2.) Mrs. Doubtfire (1993)
I am not to say I don’t enjoy Robin Williams and I am certainly in no position to turn down any original films ideas. Nonetheless, Mrs. Doubtfire does send an odd message to children (and perhaps people in a romantic relationship) about how to leave a relationship that is harmful to you. In the film, Robin Williams really is an irresponsible, childish parents that constantly puts Sally Field in the position of being a villain. Williams makes the job of raising three children infinitely more difficult by undermining rules, losing his job, and continually offering fake sympathies and ensuring Field that he will get his act together. Fast forward. Williams has not gotten a job, has not truly apologized for his behavior, has not attempted to work out an adult resolve to a divorce. Instead, the grand plan is to deceive his entire family and the government in the hopes that he can stalk Sally Field and spend time as a total stranger with his children. Perhaps I’m missing something, but the point of this film doesn’t read the way it was intended. Instead of watching the film about an endearing and down-on-his-luck father, this is a about a man who refuses to accept responsibilities and lies to everyone who is desperately trying to give him a second (or third or fourth or fifth) chance. Not to mention that the big reveal will ultimately scar the kids irreversibly and likely result in deep, deep trust issues for the rest of their lives.
3.) The Social Network (2010)
There is no mystery that social media platforms have opened the flood gates to every misguided and deplorable sector of society to voice their opinions. Unfortunately, the target is often marginalized groups. Whether they are calling out the LGBTQ community, immigrants, refugees, women, or even just people with different opinions, the conversation is anything but academic and constructive. Even businesses get on board with telling women what they should be doing, how to behave, and reinforcing their “role” as subservient.
While I recognize that these are both from Twitter, not Facebook, I appreciate that Twitter caps stupidity and sexism at 140 characters.
The film “The Social Network” may seem harmless at it’s base, but the reality is that it shows the glorious rise of one of the world’s richest men through anger, revenge, and degradation. In the film Jesse Eisenberg plays Mark Zuckerberg, the man behind Facebook. Facebook is a fine way to “stay connected”, but the film’s portrayal of female characters is a little off the rails. Not only are women used as interchangeable objects, but the entire idea for Zuckerberg’s master plan came from a breakup. After a breakup, he gets an idea to create a site that compares women at his college with farm animals. Ultimately, his poorly handled emotions lead to the creation of a site solely designed to put women down; women who had nothing to do with his situation.

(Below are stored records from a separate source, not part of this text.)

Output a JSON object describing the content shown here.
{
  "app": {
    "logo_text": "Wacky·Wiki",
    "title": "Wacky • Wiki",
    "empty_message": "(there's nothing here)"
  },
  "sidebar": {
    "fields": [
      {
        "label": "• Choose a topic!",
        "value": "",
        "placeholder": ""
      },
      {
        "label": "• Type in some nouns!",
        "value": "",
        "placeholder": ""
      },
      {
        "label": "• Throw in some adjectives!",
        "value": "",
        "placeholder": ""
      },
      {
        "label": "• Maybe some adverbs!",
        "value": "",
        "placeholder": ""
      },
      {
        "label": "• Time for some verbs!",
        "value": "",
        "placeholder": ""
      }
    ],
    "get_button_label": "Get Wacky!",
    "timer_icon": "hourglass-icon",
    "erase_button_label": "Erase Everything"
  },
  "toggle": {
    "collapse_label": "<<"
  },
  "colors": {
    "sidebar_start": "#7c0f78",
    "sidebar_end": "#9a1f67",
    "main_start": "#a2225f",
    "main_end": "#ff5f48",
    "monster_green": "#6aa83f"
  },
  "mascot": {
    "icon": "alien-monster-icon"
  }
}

Additionally, his girlfriend in the film is depicted as such a monster that she attempts to burn his house down.
The argument can be made that “well that’s how it really happened”, but the problem isn’t with the story being accurate. The problem is that the story provides little resolve for the issues. The director never even offers a moment (whether it happened or not) where a friend says “Hey, you probably shouldn’t have done that”. The film glorifies the dangerous and immature things that happened and in the end, Zuckerberg will be in Forbe’s 25 wealthiest.